Depending on who you talk to, Duncan is the greatest of all time at his position. Outside of LeBron James, you can’t say that about any other active player.
But it doesn’t end there. Duncan might be the greatest player to spend his whole career with one franchise. He might be the best No. 1 pick of all time. The superlatives and accolades go on and on.
But to sum it all up in Seinfeld fashion, the Spurs chose Duncan first overall in 1997, and yada, yada, yada, now he’s one of the best to ever play the game.
|SLAMonline Top 50 Players 2012|

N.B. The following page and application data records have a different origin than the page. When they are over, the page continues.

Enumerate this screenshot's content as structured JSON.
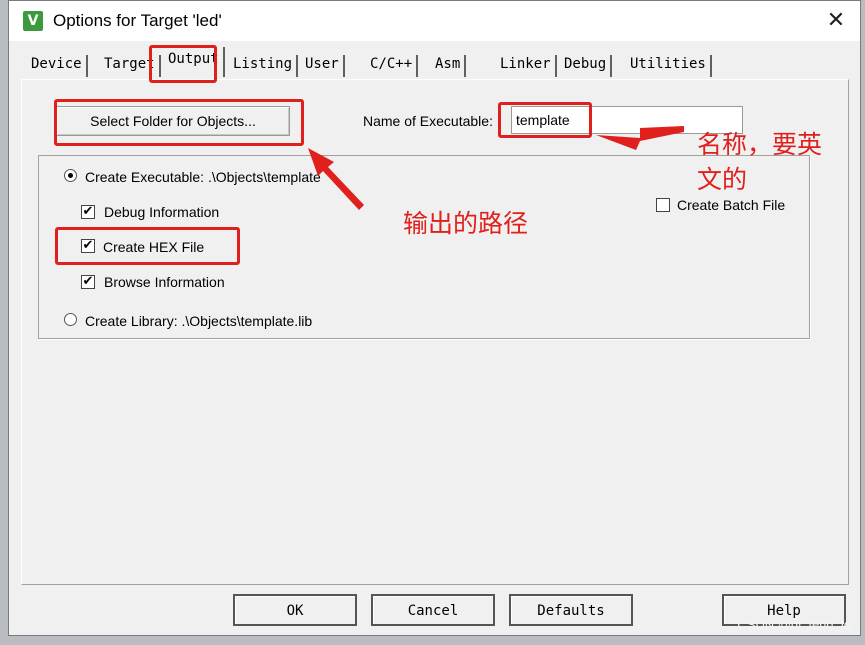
{
  "window": {
    "title": "Options for Target 'led'",
    "close_glyph": "✕",
    "app_icon": "V"
  },
  "tabs": [
    {
      "label": "Device"
    },
    {
      "label": "Target"
    },
    {
      "label": "Output"
    },
    {
      "label": "Listing"
    },
    {
      "label": "User"
    },
    {
      "label": "C/C++"
    },
    {
      "label": "Asm"
    },
    {
      "label": "Linker"
    },
    {
      "label": "Debug"
    },
    {
      "label": "Utilities"
    }
  ],
  "active_tab": "Output",
  "output": {
    "select_folder_label": "Select Folder for Objects...",
    "name_label": "Name of Executable:",
    "name_value": "template",
    "create_executable_label": "Create Executable:  .\\Objects\\template",
    "debug_info_label": "Debug Information",
    "create_hex_label": "Create HEX File",
    "browse_info_label": "Browse Information",
    "create_library_label": "Create Library:  .\\Objects\\template.lib",
    "create_batch_label": "Create Batch File",
    "checked": {
      "create_executable": true,
      "debug_info": true,
      "create_hex": true,
      "browse_info": true,
      "create_library": false,
      "create_batch": false
    },
    "check_glyph": "✔"
  },
  "annotations": {
    "name_note_line1": "名称，要英",
    "name_note_line2": "文的",
    "path_note": "输出的路径",
    "color": "#e0201c"
  },
  "footer": {
    "ok": "OK",
    "cancel": "Cancel",
    "defaults": "Defaults",
    "help": "Help"
  },
  "watermark": "CSDN @qi_feng_le"
}
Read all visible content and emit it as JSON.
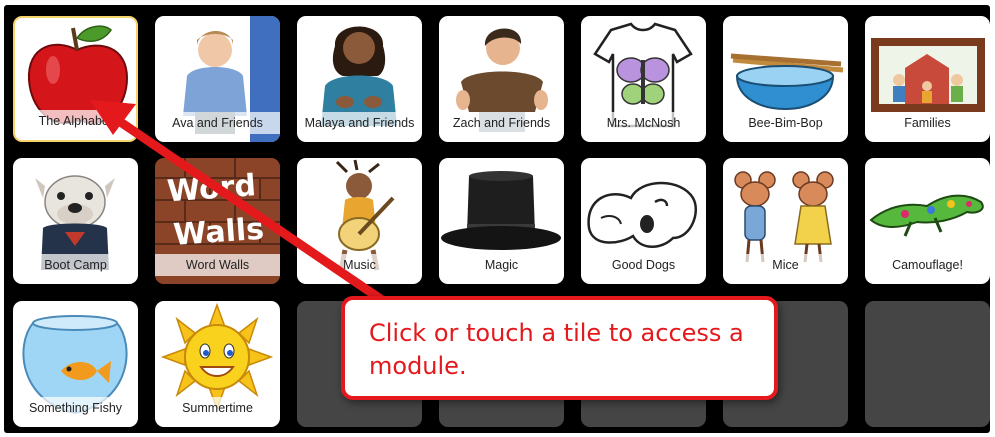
{
  "tiles": [
    {
      "label": "The Alphabet",
      "icon": "apple-icon"
    },
    {
      "label": "Ava and Friends",
      "icon": "girl-photo-icon"
    },
    {
      "label": "Malaya and Friends",
      "icon": "girl-signing-icon"
    },
    {
      "label": "Zach and Friends",
      "icon": "boy-photo-icon"
    },
    {
      "label": "Mrs. McNosh",
      "icon": "butterfly-shirt-icon"
    },
    {
      "label": "Bee-Bim-Bop",
      "icon": "bowl-icon"
    },
    {
      "label": "Families",
      "icon": "family-picture-icon"
    },
    {
      "label": "Boot Camp",
      "icon": "bulldog-icon"
    },
    {
      "label": "Word Walls",
      "icon": "word-wall-icon"
    },
    {
      "label": "Music",
      "icon": "girl-guitar-icon"
    },
    {
      "label": "Magic",
      "icon": "top-hat-icon"
    },
    {
      "label": "Good Dogs",
      "icon": "dog-drawing-icon"
    },
    {
      "label": "Mice",
      "icon": "mice-icon"
    },
    {
      "label": "Camouflage!",
      "icon": "lizard-icon"
    },
    {
      "label": "Something Fishy",
      "icon": "fishbowl-icon"
    },
    {
      "label": "Summertime",
      "icon": "sun-icon"
    }
  ],
  "word_wall_text": [
    "Word",
    "Walls"
  ],
  "callout": {
    "text": "Click or touch a tile to access a module."
  },
  "colors": {
    "annotation": "#e3191c",
    "background": "#000000",
    "empty_tile": "#454545"
  }
}
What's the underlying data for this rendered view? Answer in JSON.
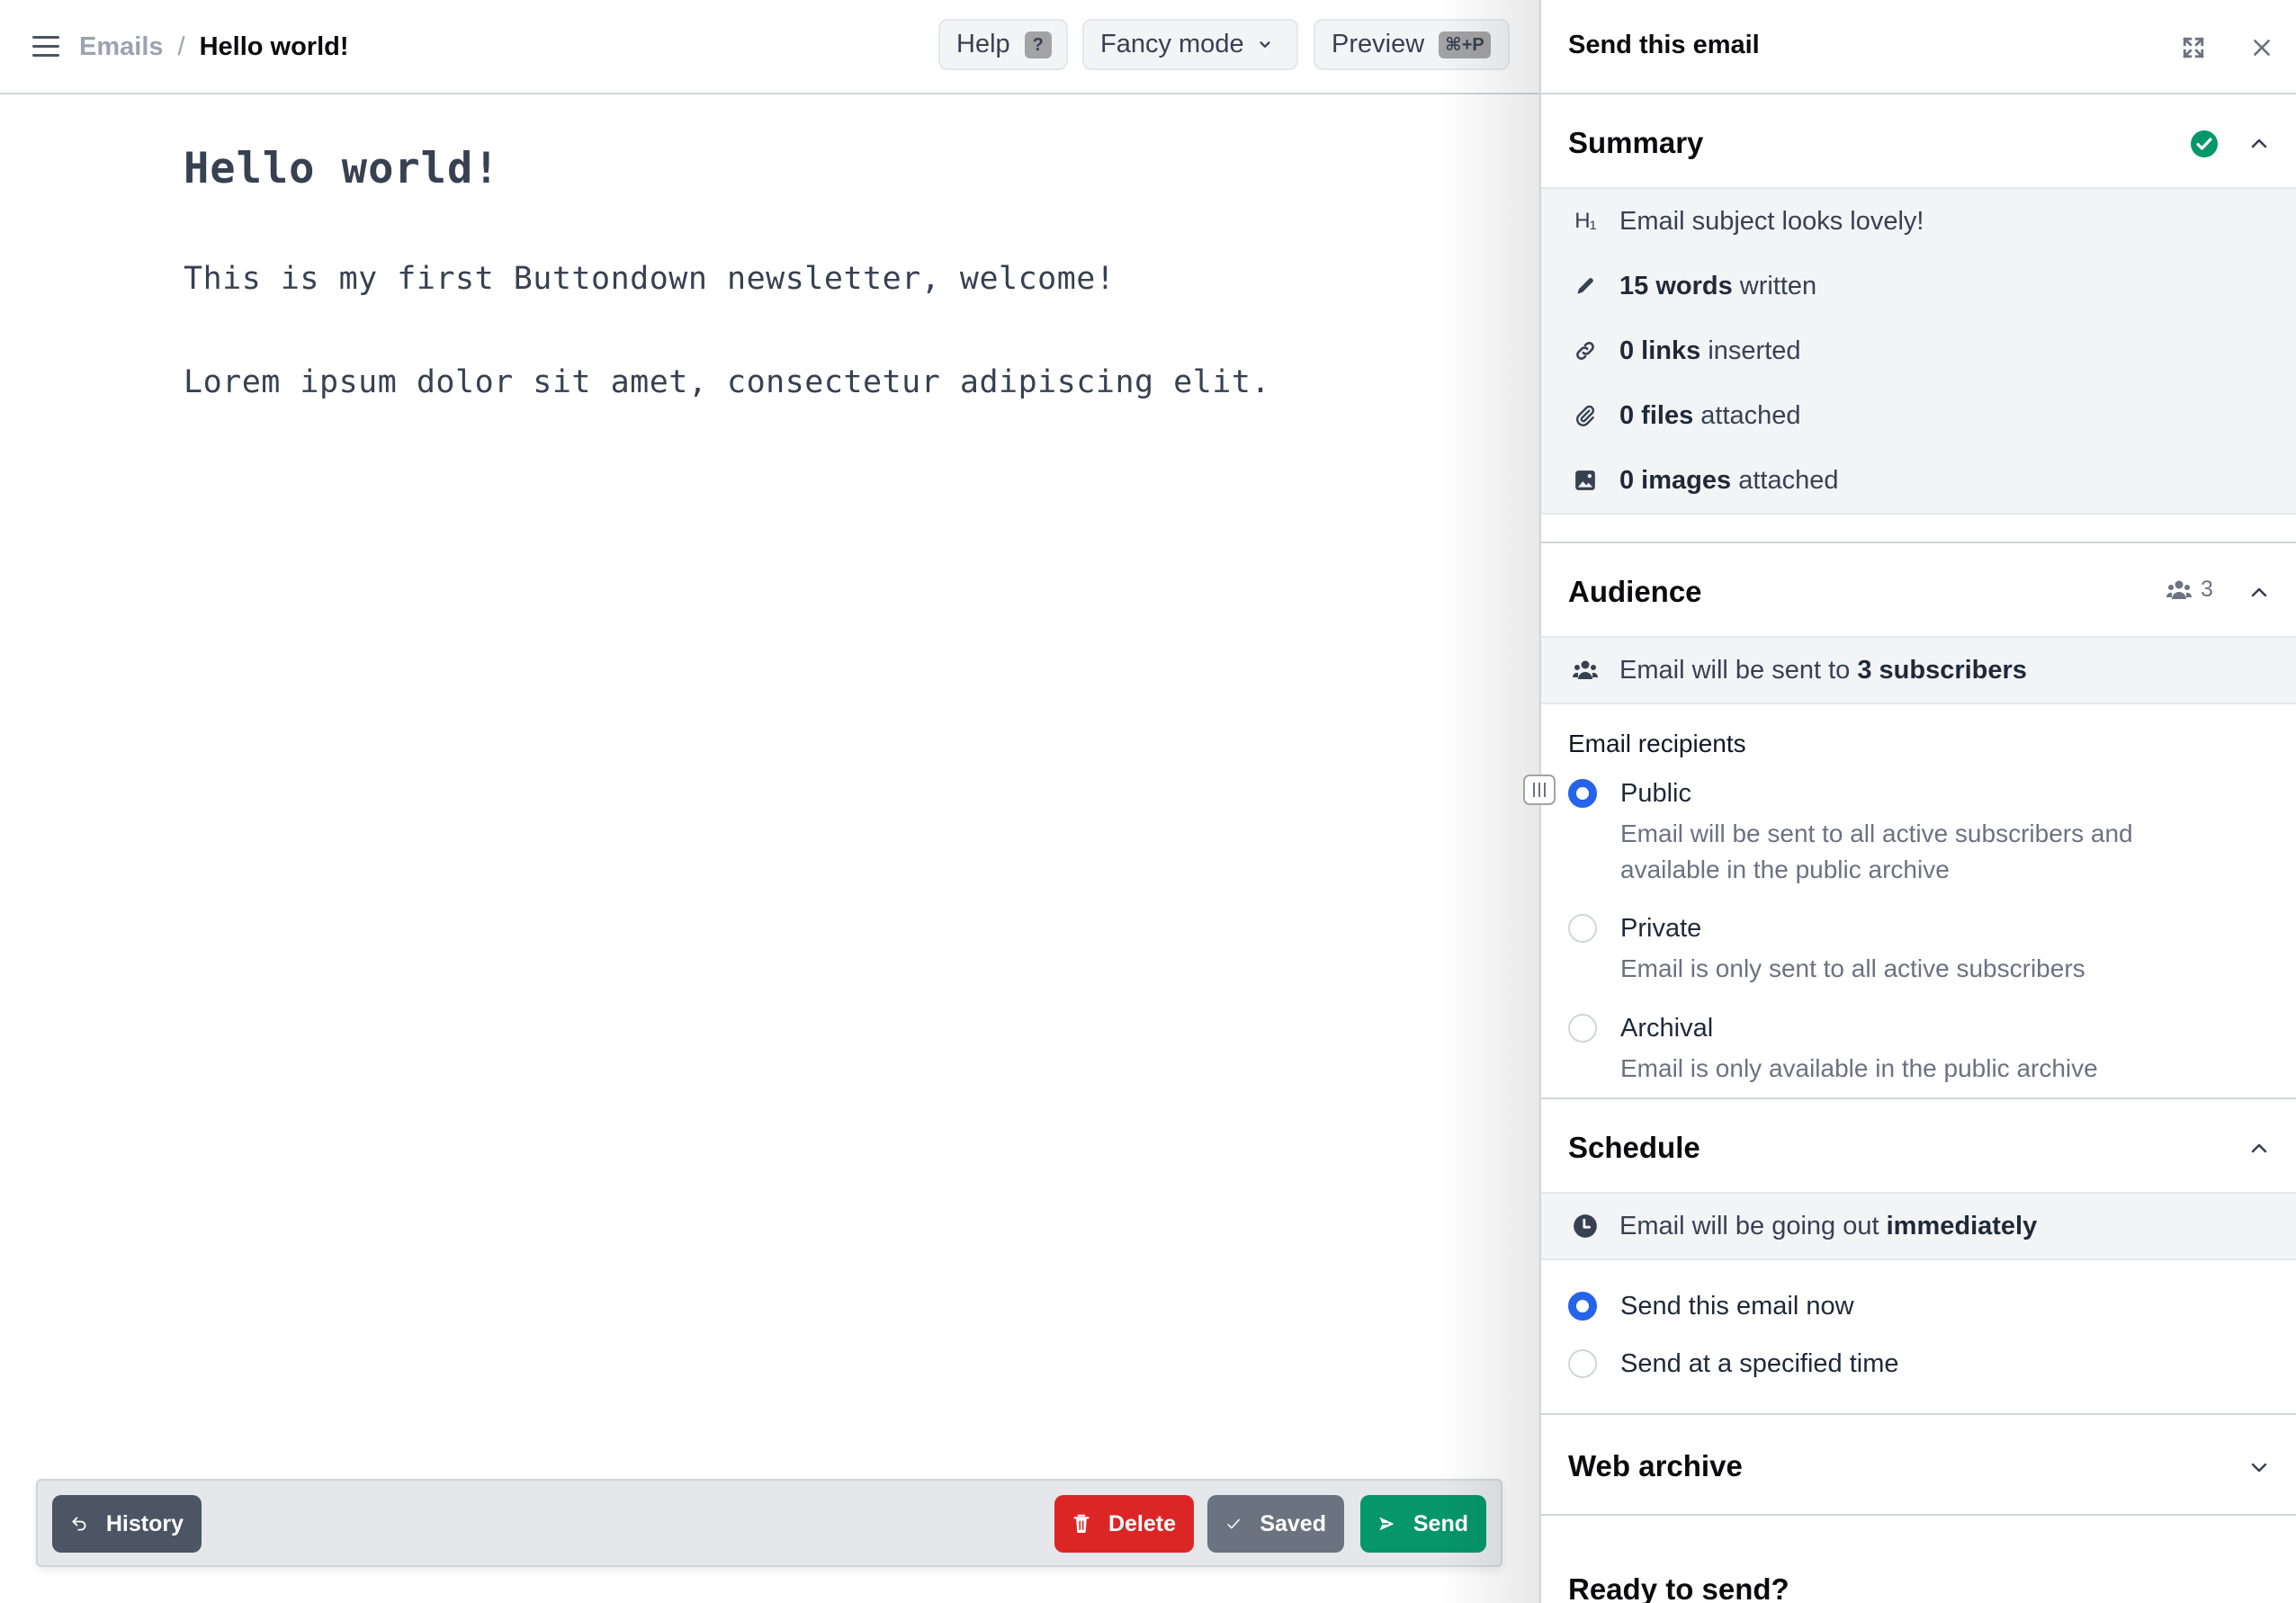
{
  "header": {
    "breadcrumb": {
      "parent": "Emails",
      "separator": "/",
      "current": "Hello world!"
    },
    "buttons": {
      "help": {
        "label": "Help",
        "shortcut": "?"
      },
      "fancy_mode": {
        "label": "Fancy mode"
      },
      "preview": {
        "label": "Preview",
        "shortcut": "⌘+P"
      }
    }
  },
  "editor": {
    "title": "Hello world!",
    "paragraphs": [
      "This is my first Buttondown newsletter, welcome!",
      "Lorem ipsum dolor sit amet, consectetur adipiscing elit."
    ]
  },
  "bottom_bar": {
    "history": "History",
    "delete": "Delete",
    "saved": "Saved",
    "send": "Send"
  },
  "panel": {
    "title": "Send this email",
    "summary": {
      "title": "Summary",
      "status": "ok",
      "items": [
        {
          "icon": "heading-icon",
          "bold": "",
          "text": "Email subject looks lovely!"
        },
        {
          "icon": "pencil-icon",
          "bold": "15 words",
          "text": " written"
        },
        {
          "icon": "link-icon",
          "bold": "0 links",
          "text": " inserted"
        },
        {
          "icon": "paperclip-icon",
          "bold": "0 files",
          "text": " attached"
        },
        {
          "icon": "image-icon",
          "bold": "0 images",
          "text": " attached"
        }
      ]
    },
    "audience": {
      "title": "Audience",
      "count": "3",
      "info_prefix": "Email will be sent to ",
      "info_bold": "3 subscribers",
      "recipients_label": "Email recipients",
      "options": [
        {
          "label": "Public",
          "description": "Email will be sent to all active subscribers and available in the public archive",
          "checked": true
        },
        {
          "label": "Private",
          "description": "Email is only sent to all active subscribers",
          "checked": false
        },
        {
          "label": "Archival",
          "description": "Email is only available in the public archive",
          "checked": false
        }
      ]
    },
    "schedule": {
      "title": "Schedule",
      "info_prefix": "Email will be going out ",
      "info_bold": "immediately",
      "options": [
        {
          "label": "Send this email now",
          "checked": true
        },
        {
          "label": "Send at a specified time",
          "checked": false
        }
      ]
    },
    "web_archive": {
      "title": "Web archive"
    },
    "ready": {
      "title": "Ready to send?"
    }
  },
  "colors": {
    "accent_blue": "#2563eb",
    "success_green": "#059669",
    "danger_red": "#dc2626",
    "neutral_gray": "#6b7280",
    "dark_slate": "#4b5563"
  }
}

• Rankings are based solely on projected ’12-13 performance.
• Contributors to this list include: Jake Appleman, Maurice Bobb, Rodger Bohn, Brendan Bowers, Franklyn Calle, David Cassilo, Bryan Crawford, Adam Figman, Eldon Khorshidi, Eddie Maisonet III, Ryne Nelson, Ben Osborne, Allen Powell II, Sam Rubenstein, Jonathan Santiago, Abe Schwadron, Leo Sepkowitz, Dave Spahn, Ben Taylor, Tzvi Twersky, Peter Walsh, Tracy Weissenberg, Yaron Weitzman, DeMarco Williams and Dave Zirin.
• Want more of the SLAMonline Top 50? Check out the archive.